| THE TASK |
Searching the material below, find each line that includes the word "icon", and copy it.

Segment Start: DATA SUPPLIED

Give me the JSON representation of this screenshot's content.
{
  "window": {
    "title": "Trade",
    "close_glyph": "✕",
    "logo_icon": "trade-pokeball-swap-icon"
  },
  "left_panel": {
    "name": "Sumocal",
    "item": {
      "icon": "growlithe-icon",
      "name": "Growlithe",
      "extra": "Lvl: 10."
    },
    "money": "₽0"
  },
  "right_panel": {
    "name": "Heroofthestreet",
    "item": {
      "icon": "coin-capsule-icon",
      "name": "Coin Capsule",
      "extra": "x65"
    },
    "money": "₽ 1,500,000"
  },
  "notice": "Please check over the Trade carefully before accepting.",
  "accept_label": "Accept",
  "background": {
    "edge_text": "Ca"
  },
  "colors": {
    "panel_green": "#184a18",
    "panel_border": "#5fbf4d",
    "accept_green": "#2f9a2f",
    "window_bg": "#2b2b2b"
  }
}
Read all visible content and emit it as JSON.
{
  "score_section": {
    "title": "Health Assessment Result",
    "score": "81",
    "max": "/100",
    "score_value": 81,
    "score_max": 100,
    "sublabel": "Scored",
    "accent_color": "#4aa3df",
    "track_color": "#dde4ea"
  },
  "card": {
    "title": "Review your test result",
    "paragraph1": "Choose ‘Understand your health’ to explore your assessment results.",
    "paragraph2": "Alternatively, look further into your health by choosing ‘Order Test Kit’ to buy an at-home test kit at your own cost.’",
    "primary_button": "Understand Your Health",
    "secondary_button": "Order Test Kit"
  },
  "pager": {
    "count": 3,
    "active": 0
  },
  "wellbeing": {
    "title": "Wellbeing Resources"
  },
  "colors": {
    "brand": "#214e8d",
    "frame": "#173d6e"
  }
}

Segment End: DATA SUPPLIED

| TASK RESPONSE |
    "logo_icon": "trade-pokeball-swap-icon"
      "icon": "growlithe-icon",
      "icon": "coin-capsule-icon",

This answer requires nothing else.